Lynn
Guest
Dave: “(The neglect of teachers to teach evolution) isn’t because of the influence of creationist parents; it’s because of the broken public education system.” It’s because the broken public education system caves to pressures of fundamentalist creationists. Look at what’s happening in Texas right now. I wonder how many of the state’s best educated kids will be yanked out of schools (to homeschool) by parents horrified by the ascendancy of fundamentalist-stocked school boards intent on substituting “Intelligent Design” and “Christian Nationalism” for real science and history. Those poor remaining children, “left-behind” for Dark Age educations. Maybe Texas will just secede… Read more »
Lynn
Guest
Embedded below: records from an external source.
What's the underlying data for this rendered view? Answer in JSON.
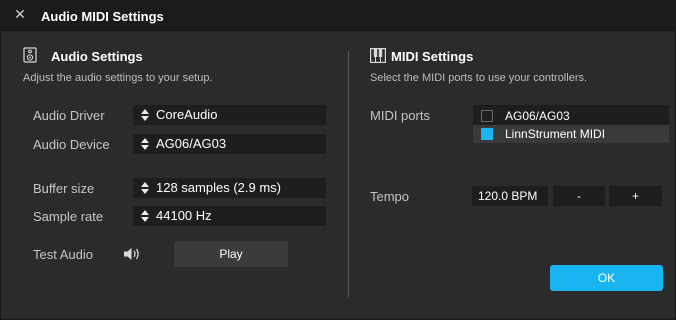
{
  "window": {
    "title": "Audio MIDI Settings",
    "close_glyph": "✕"
  },
  "audio": {
    "heading": "Audio Settings",
    "icon": "speaker-box-icon",
    "description": "Adjust the audio settings to your setup.",
    "driver_label": "Audio Driver",
    "driver_value": "CoreAudio",
    "device_label": "Audio Device",
    "device_value": "AG06/AG03",
    "buffer_label": "Buffer size",
    "buffer_value": "128 samples (2.9 ms)",
    "rate_label": "Sample rate",
    "rate_value": "44100 Hz",
    "test_label": "Test Audio",
    "play_label": "Play"
  },
  "midi": {
    "heading": "MIDI Settings",
    "icon": "piano-keys-icon",
    "description": "Select the MIDI ports to use your controllers.",
    "ports_label": "MIDI ports",
    "ports": [
      {
        "name": "AG06/AG03",
        "checked": false,
        "selected": false
      },
      {
        "name": "LinnStrument MIDI",
        "checked": true,
        "selected": true
      }
    ],
    "tempo_label": "Tempo",
    "tempo_value": "120.0 BPM",
    "decrease_label": "-",
    "increase_label": "+"
  },
  "footer": {
    "ok_label": "OK"
  },
  "colors": {
    "accent": "#19b5f0",
    "window_bg": "#2b2b2d",
    "field_bg": "#1e1e20"
  }
}
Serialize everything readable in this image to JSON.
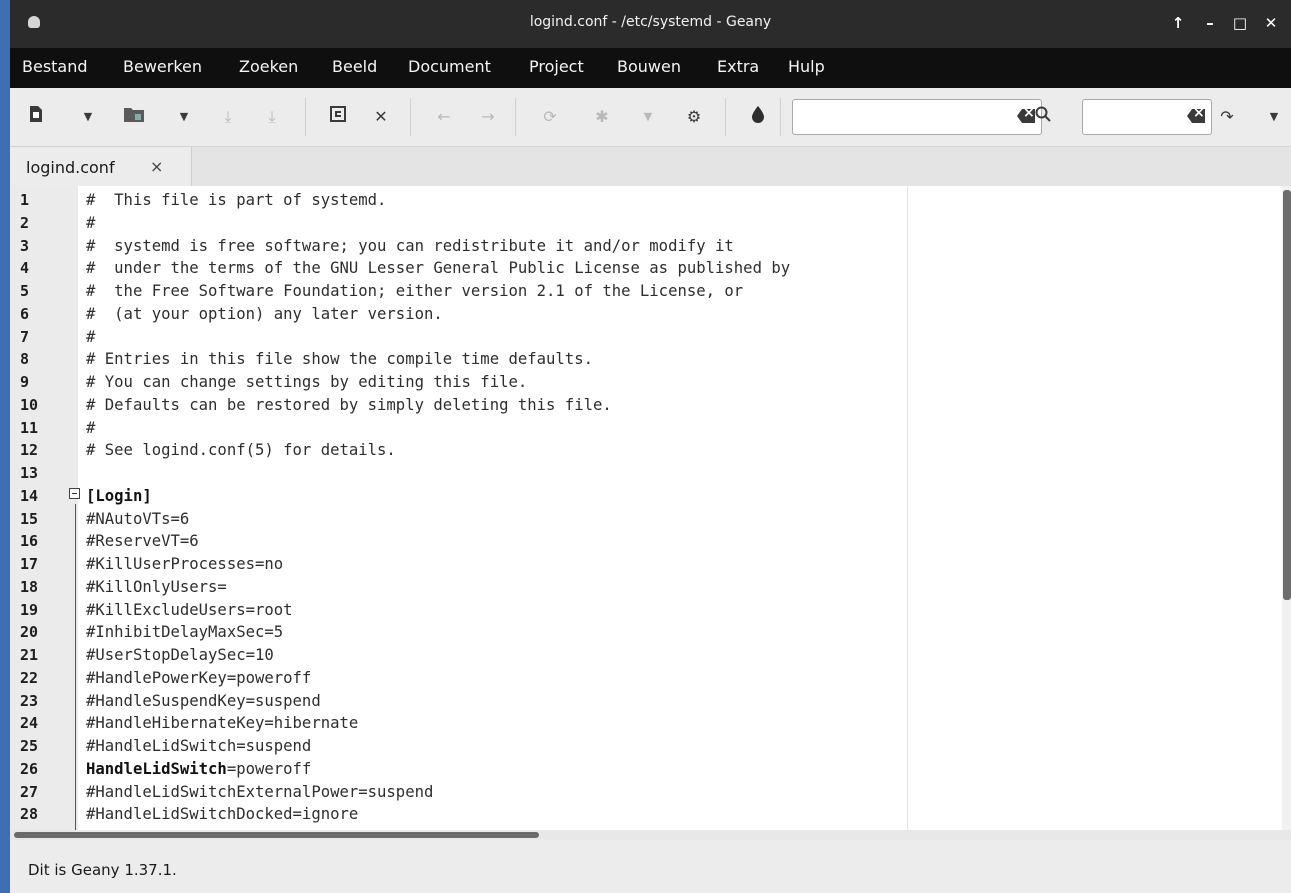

Mrs. C: “If there is a sizeable number of Christians in a given area who are offended by evolution teaching, the schools ought to be able to defer to the needs of those families through opt-out or opt-in.”

What if parents in my district are offended by, oh, native american history… or geometry?

And, have you looked at a recent list of “disputed” teachings by the Christian Apologist Industry lately? Gee, talk about a short school day.

Mrs. C
Guest

JJ, as much as I value discussion in public schools, I also think the local TAXPAYER should have a say-so in the curriculum. If there is a sizeable number of Christians in a given area who are offended by evolution teaching, the schools ought to be able to defer to the needs of those families through opt-out or opt-in. I don’t see where anyone’s rights are violated when evolution is *not* taught in the same way that a religious minorities rights would be if all the children were required to memorize chunks of the Westminster Catechism.

JMO

Mrs. C
Guest

religious minority’s

Yes, I has good grammer.

Crimson Wife
Guest
I grew up in Massachusetts in a town where there are hardly any Fundamentalists (the closest Protestant church not affiliated with a liberal mainline denomination was a 20 min drive away). Everyone I knew believed in evolution (either theistic or Darwinian) but I wouldn’t say that the topic was particularly well-taught at the government-run school I attended. The science teaching in general was on the weak side at the school- lots of rote memorization & multiple-choice tests, after which the information was mostly forgotten. I struggled at first when I got to college and started taking science classes that actually… Read more »
Dana
Guest

And look! 81 lesson plans on astrology for the public schools!

http://www.lessonplanet.com/search?keywords=astrology&rating=3

Dana
Guest
JJRoss, you said: The real question is: Should that control come from the State, the CHURCH or the parent?” But the church doesn’t have that kind of power. It can certainly be a point for organization. Something some atheists seem to want as well. If I disagree with the teachings of my church, I can leave and there are no national discussions about whether I am harming my children by removing them from a religious institution. People won’t accuse me of being a “church protester” or part of some lunatic fringe group who believes God can be found without a… Read more »
Mrs. C
Guest

But, Lynn… don’t you think the voters should decide what’s taught in the schools they fund? And if not, WHO should decide? Just askin’.